GIVEN RECORDS Start Marker

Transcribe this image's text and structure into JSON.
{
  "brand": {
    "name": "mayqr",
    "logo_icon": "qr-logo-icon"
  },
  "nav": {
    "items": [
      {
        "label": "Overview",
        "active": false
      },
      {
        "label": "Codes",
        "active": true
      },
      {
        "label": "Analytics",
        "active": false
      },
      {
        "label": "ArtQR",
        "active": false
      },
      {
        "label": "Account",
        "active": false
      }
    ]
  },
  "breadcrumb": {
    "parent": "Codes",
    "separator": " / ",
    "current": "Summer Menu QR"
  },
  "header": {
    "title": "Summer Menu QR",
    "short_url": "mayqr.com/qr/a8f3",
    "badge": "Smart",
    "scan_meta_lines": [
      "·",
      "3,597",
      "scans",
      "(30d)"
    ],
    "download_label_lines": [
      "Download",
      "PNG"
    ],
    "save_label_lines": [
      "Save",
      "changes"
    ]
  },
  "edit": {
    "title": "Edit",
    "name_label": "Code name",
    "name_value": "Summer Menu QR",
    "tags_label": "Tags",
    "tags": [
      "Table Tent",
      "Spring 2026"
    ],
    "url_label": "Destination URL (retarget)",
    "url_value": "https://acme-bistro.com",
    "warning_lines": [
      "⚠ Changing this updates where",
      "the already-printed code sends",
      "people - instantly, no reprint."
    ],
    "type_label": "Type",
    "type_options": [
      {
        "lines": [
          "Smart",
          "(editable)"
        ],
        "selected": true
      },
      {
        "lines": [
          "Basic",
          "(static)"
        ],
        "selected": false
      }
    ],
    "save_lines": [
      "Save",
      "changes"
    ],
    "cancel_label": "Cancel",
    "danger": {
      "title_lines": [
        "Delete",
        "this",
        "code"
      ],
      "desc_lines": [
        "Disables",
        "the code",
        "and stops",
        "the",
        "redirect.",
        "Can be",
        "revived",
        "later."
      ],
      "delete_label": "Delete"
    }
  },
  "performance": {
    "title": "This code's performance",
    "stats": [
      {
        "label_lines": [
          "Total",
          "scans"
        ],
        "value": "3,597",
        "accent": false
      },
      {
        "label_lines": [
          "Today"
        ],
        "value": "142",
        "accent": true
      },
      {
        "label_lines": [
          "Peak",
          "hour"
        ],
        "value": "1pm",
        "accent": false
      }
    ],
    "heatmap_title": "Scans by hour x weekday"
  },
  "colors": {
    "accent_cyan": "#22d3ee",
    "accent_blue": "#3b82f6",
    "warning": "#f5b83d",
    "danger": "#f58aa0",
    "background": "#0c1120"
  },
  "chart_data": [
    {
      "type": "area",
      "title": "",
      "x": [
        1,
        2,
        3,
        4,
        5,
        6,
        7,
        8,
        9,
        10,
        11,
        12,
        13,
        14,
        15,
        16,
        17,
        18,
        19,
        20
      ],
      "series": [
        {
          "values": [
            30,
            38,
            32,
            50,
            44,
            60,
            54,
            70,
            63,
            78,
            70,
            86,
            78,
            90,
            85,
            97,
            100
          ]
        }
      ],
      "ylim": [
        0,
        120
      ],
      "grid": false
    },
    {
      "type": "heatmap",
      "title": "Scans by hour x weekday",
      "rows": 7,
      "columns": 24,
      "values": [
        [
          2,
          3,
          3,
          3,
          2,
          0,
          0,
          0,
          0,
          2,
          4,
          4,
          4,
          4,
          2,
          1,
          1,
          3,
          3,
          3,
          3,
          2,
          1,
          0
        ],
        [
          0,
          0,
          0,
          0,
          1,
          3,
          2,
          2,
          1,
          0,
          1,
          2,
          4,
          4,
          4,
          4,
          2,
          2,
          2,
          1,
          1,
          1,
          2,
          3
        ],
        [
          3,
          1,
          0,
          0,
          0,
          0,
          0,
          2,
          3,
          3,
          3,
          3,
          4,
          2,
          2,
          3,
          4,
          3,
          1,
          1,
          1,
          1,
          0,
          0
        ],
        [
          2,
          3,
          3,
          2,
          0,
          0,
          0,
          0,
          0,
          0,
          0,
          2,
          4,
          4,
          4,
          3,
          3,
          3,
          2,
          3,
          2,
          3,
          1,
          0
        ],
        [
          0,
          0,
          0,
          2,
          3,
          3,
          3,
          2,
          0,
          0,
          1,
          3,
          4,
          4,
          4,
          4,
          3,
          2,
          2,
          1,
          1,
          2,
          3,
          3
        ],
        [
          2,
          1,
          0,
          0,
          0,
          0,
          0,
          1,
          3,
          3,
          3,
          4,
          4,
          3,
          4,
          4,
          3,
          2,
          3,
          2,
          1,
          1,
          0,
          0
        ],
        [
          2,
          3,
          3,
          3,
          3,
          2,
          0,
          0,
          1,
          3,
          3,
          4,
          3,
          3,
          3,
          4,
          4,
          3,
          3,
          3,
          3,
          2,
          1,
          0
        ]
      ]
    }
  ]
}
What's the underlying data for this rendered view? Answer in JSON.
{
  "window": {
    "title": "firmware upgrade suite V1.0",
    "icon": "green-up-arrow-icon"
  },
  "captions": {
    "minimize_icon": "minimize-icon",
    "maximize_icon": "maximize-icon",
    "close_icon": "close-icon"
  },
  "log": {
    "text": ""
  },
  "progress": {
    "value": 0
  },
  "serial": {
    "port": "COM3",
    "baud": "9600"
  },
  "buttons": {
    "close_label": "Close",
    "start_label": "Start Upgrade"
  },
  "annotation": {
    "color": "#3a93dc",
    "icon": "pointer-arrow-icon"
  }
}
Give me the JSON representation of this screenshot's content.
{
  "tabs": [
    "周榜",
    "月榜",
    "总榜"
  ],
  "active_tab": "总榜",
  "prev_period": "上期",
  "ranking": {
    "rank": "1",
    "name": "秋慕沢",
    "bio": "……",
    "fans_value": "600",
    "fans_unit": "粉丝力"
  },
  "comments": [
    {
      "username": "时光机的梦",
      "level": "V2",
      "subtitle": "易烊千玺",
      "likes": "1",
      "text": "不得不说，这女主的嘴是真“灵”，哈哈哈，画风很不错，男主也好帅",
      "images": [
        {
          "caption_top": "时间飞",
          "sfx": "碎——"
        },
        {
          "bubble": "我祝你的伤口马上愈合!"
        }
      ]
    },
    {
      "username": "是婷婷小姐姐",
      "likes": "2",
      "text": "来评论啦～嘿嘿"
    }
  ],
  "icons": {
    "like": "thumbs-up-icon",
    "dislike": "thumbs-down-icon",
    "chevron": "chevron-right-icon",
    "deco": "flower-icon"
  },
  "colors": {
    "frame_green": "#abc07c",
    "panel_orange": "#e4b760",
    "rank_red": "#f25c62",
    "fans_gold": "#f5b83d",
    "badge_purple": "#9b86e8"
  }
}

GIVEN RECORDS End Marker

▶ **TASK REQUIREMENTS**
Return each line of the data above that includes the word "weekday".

▶ **REPLY TO THE EXERCISE**
    "heatmap_title": "Scans by hour x weekday"
      "title": "Scans by hour x weekday",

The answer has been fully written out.